DATA SUPPLIED below:
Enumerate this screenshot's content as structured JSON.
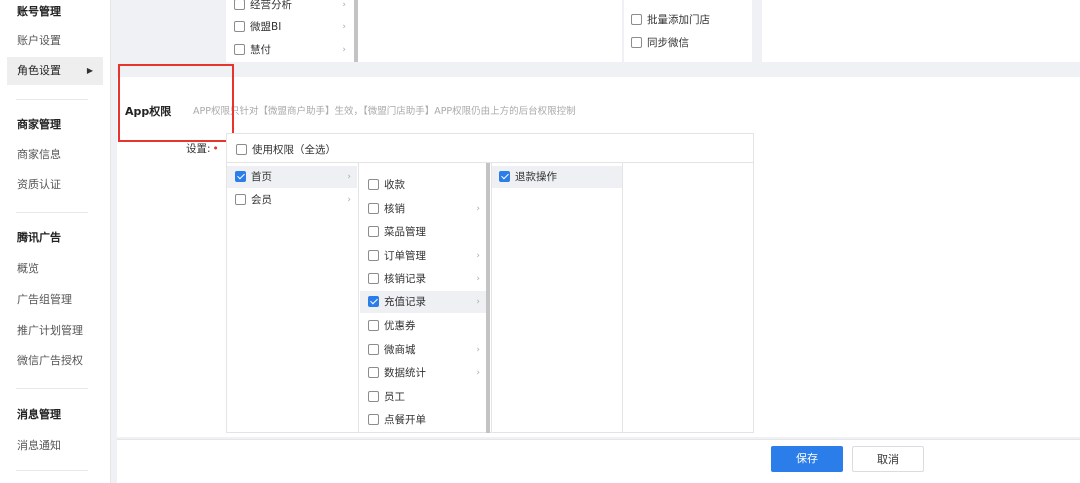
{
  "sidebar": {
    "items": [
      {
        "label": "账号管理"
      },
      {
        "label": "账户设置"
      },
      {
        "label": "角色设置"
      },
      {
        "label": "商家管理"
      },
      {
        "label": "商家信息"
      },
      {
        "label": "资质认证"
      },
      {
        "label": "腾讯广告"
      },
      {
        "label": "概览"
      },
      {
        "label": "广告组管理"
      },
      {
        "label": "推广计划管理"
      },
      {
        "label": "微信广告授权"
      },
      {
        "label": "消息管理"
      },
      {
        "label": "消息通知"
      }
    ]
  },
  "top_panel": {
    "col1": [
      "经营分析",
      "微盟BI",
      "慧付"
    ],
    "col3": [
      "批量添加门店",
      "同步微信"
    ]
  },
  "app_section": {
    "title": "App权限",
    "description": "APP权限只针对【微盟商户助手】生效，【微盟门店助手】APP权限仍由上方的后台权限控制",
    "setting_label": "设置:",
    "required_mark": "•",
    "select_all": "使用权限（全选）",
    "col1": [
      {
        "label": "首页",
        "checked": true
      },
      {
        "label": "会员",
        "checked": false
      }
    ],
    "col2": [
      {
        "label": "收款",
        "checked": false
      },
      {
        "label": "核销",
        "checked": false
      },
      {
        "label": "菜品管理",
        "checked": false
      },
      {
        "label": "订单管理",
        "checked": false
      },
      {
        "label": "核销记录",
        "checked": false
      },
      {
        "label": "充值记录",
        "checked": true
      },
      {
        "label": "优惠券",
        "checked": false
      },
      {
        "label": "微商城",
        "checked": false
      },
      {
        "label": "数据统计",
        "checked": false
      },
      {
        "label": "员工",
        "checked": false
      },
      {
        "label": "点餐开单",
        "checked": false
      }
    ],
    "col3": [
      {
        "label": "退款操作",
        "checked": true
      }
    ]
  },
  "footer": {
    "save_label": "保存",
    "cancel_label": "取消"
  },
  "colors": {
    "accent": "#2b7de9",
    "highlight_box": "#e8342e"
  }
}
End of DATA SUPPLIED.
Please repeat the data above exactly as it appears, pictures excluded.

Enumerate this screenshot's content as structured JSON.
{
  "sidebar": {
    "items": [
      {
        "label": "账号管理"
      },
      {
        "label": "账户设置"
      },
      {
        "label": "角色设置"
      },
      {
        "label": "商家管理"
      },
      {
        "label": "商家信息"
      },
      {
        "label": "资质认证"
      },
      {
        "label": "腾讯广告"
      },
      {
        "label": "概览"
      },
      {
        "label": "广告组管理"
      },
      {
        "label": "推广计划管理"
      },
      {
        "label": "微信广告授权"
      },
      {
        "label": "消息管理"
      },
      {
        "label": "消息通知"
      }
    ]
  },
  "top_panel": {
    "col1": [
      "经营分析",
      "微盟BI",
      "慧付"
    ],
    "col3": [
      "批量添加门店",
      "同步微信"
    ]
  },
  "app_section": {
    "title": "App权限",
    "description": "APP权限只针对【微盟商户助手】生效，【微盟门店助手】APP权限仍由上方的后台权限控制",
    "setting_label": "设置:",
    "required_mark": "•",
    "select_all": "使用权限（全选）",
    "col1": [
      {
        "label": "首页",
        "checked": true
      },
      {
        "label": "会员",
        "checked": false
      }
    ],
    "col2": [
      {
        "label": "收款",
        "checked": false
      },
      {
        "label": "核销",
        "checked": false
      },
      {
        "label": "菜品管理",
        "checked": false
      },
      {
        "label": "订单管理",
        "checked": false
      },
      {
        "label": "核销记录",
        "checked": false
      },
      {
        "label": "充值记录",
        "checked": true
      },
      {
        "label": "优惠券",
        "checked": false
      },
      {
        "label": "微商城",
        "checked": false
      },
      {
        "label": "数据统计",
        "checked": false
      },
      {
        "label": "员工",
        "checked": false
      },
      {
        "label": "点餐开单",
        "checked": false
      }
    ],
    "col3": [
      {
        "label": "退款操作",
        "checked": true
      }
    ]
  },
  "footer": {
    "save_label": "保存",
    "cancel_label": "取消"
  },
  "colors": {
    "accent": "#2b7de9",
    "highlight_box": "#e8342e"
  }
}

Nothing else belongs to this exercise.